Data to examine
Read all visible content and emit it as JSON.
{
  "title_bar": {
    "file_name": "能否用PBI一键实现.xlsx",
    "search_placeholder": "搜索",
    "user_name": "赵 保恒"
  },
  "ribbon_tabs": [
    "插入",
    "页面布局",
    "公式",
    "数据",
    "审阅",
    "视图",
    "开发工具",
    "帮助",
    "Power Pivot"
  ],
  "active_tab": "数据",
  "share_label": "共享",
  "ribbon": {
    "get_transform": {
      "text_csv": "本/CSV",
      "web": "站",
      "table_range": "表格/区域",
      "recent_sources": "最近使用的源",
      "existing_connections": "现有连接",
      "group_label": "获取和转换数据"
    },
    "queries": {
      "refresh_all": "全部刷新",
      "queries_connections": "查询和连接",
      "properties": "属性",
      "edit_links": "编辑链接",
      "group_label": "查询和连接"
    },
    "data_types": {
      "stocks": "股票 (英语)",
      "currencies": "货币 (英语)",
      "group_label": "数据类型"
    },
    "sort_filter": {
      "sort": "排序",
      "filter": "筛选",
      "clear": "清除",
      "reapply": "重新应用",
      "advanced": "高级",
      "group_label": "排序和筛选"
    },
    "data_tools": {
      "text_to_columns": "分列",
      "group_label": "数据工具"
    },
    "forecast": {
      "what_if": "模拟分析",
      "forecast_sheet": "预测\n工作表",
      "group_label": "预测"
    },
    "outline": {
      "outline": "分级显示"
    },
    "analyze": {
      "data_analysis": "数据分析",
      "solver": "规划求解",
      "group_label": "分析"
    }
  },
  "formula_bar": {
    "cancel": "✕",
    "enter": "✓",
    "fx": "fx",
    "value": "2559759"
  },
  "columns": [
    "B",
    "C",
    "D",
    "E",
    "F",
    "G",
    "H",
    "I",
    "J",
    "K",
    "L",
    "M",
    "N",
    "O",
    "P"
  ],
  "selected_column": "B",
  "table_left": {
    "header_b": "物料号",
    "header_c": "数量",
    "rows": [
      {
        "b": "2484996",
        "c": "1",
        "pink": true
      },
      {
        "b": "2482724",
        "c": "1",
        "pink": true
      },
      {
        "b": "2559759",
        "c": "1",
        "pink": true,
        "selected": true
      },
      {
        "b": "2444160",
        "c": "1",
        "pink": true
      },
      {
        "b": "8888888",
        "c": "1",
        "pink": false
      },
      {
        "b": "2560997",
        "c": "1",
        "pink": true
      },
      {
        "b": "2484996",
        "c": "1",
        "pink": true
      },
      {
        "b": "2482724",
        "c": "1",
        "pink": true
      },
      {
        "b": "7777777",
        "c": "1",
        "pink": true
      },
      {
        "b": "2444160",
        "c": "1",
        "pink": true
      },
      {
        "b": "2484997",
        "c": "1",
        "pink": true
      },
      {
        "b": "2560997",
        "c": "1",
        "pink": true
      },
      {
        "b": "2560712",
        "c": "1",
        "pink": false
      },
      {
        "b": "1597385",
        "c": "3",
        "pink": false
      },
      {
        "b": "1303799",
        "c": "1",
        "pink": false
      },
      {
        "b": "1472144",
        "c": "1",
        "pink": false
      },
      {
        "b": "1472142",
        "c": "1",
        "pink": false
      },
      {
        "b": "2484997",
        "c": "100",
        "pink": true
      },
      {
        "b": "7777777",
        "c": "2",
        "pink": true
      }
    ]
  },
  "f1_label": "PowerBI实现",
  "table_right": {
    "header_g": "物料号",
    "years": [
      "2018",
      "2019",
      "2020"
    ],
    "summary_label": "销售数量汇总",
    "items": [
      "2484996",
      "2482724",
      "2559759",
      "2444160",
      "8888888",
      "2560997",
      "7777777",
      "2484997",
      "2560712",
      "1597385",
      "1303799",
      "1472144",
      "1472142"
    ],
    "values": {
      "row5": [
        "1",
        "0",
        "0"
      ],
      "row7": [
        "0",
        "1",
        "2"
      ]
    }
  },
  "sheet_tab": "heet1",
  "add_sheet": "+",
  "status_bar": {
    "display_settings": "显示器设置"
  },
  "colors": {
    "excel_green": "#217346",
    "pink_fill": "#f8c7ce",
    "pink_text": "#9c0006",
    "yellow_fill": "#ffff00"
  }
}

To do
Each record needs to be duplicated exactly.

Your solution
Read all visible content and emit it as JSON.
{
  "title_bar": {
    "file_name": "能否用PBI一键实现.xlsx",
    "search_placeholder": "搜索",
    "user_name": "赵 保恒"
  },
  "ribbon_tabs": [
    "插入",
    "页面布局",
    "公式",
    "数据",
    "审阅",
    "视图",
    "开发工具",
    "帮助",
    "Power Pivot"
  ],
  "active_tab": "数据",
  "share_label": "共享",
  "ribbon": {
    "get_transform": {
      "text_csv": "本/CSV",
      "web": "站",
      "table_range": "表格/区域",
      "recent_sources": "最近使用的源",
      "existing_connections": "现有连接",
      "group_label": "获取和转换数据"
    },
    "queries": {
      "refresh_all": "全部刷新",
      "queries_connections": "查询和连接",
      "properties": "属性",
      "edit_links": "编辑链接",
      "group_label": "查询和连接"
    },
    "data_types": {
      "stocks": "股票 (英语)",
      "currencies": "货币 (英语)",
      "group_label": "数据类型"
    },
    "sort_filter": {
      "sort": "排序",
      "filter": "筛选",
      "clear": "清除",
      "reapply": "重新应用",
      "advanced": "高级",
      "group_label": "排序和筛选"
    },
    "data_tools": {
      "text_to_columns": "分列",
      "group_label": "数据工具"
    },
    "forecast": {
      "what_if": "模拟分析",
      "forecast_sheet": "预测\n工作表",
      "group_label": "预测"
    },
    "outline": {
      "outline": "分级显示"
    },
    "analyze": {
      "data_analysis": "数据分析",
      "solver": "规划求解",
      "group_label": "分析"
    }
  },
  "formula_bar": {
    "cancel": "✕",
    "enter": "✓",
    "fx": "fx",
    "value": "2559759"
  },
  "columns": [
    "B",
    "C",
    "D",
    "E",
    "F",
    "G",
    "H",
    "I",
    "J",
    "K",
    "L",
    "M",
    "N",
    "O",
    "P"
  ],
  "selected_column": "B",
  "table_left": {
    "header_b": "物料号",
    "header_c": "数量",
    "rows": [
      {
        "b": "2484996",
        "c": "1",
        "pink": true
      },
      {
        "b": "2482724",
        "c": "1",
        "pink": true
      },
      {
        "b": "2559759",
        "c": "1",
        "pink": true,
        "selected": true
      },
      {
        "b": "2444160",
        "c": "1",
        "pink": true
      },
      {
        "b": "8888888",
        "c": "1",
        "pink": false
      },
      {
        "b": "2560997",
        "c": "1",
        "pink": true
      },
      {
        "b": "2484996",
        "c": "1",
        "pink": true
      },
      {
        "b": "2482724",
        "c": "1",
        "pink": true
      },
      {
        "b": "7777777",
        "c": "1",
        "pink": true
      },
      {
        "b": "2444160",
        "c": "1",
        "pink": true
      },
      {
        "b": "2484997",
        "c": "1",
        "pink": true
      },
      {
        "b": "2560997",
        "c": "1",
        "pink": true
      },
      {
        "b": "2560712",
        "c": "1",
        "pink": false
      },
      {
        "b": "1597385",
        "c": "3",
        "pink": false
      },
      {
        "b": "1303799",
        "c": "1",
        "pink": false
      },
      {
        "b": "1472144",
        "c": "1",
        "pink": false
      },
      {
        "b": "1472142",
        "c": "1",
        "pink": false
      },
      {
        "b": "2484997",
        "c": "100",
        "pink": true
      },
      {
        "b": "7777777",
        "c": "2",
        "pink": true
      }
    ]
  },
  "f1_label": "PowerBI实现",
  "table_right": {
    "header_g": "物料号",
    "years": [
      "2018",
      "2019",
      "2020"
    ],
    "summary_label": "销售数量汇总",
    "items": [
      "2484996",
      "2482724",
      "2559759",
      "2444160",
      "8888888",
      "2560997",
      "7777777",
      "2484997",
      "2560712",
      "1597385",
      "1303799",
      "1472144",
      "1472142"
    ],
    "values": {
      "row5": [
        "1",
        "0",
        "0"
      ],
      "row7": [
        "0",
        "1",
        "2"
      ]
    }
  },
  "sheet_tab": "heet1",
  "add_sheet": "+",
  "status_bar": {
    "display_settings": "显示器设置"
  },
  "colors": {
    "excel_green": "#217346",
    "pink_fill": "#f8c7ce",
    "pink_text": "#9c0006",
    "yellow_fill": "#ffff00"
  }
}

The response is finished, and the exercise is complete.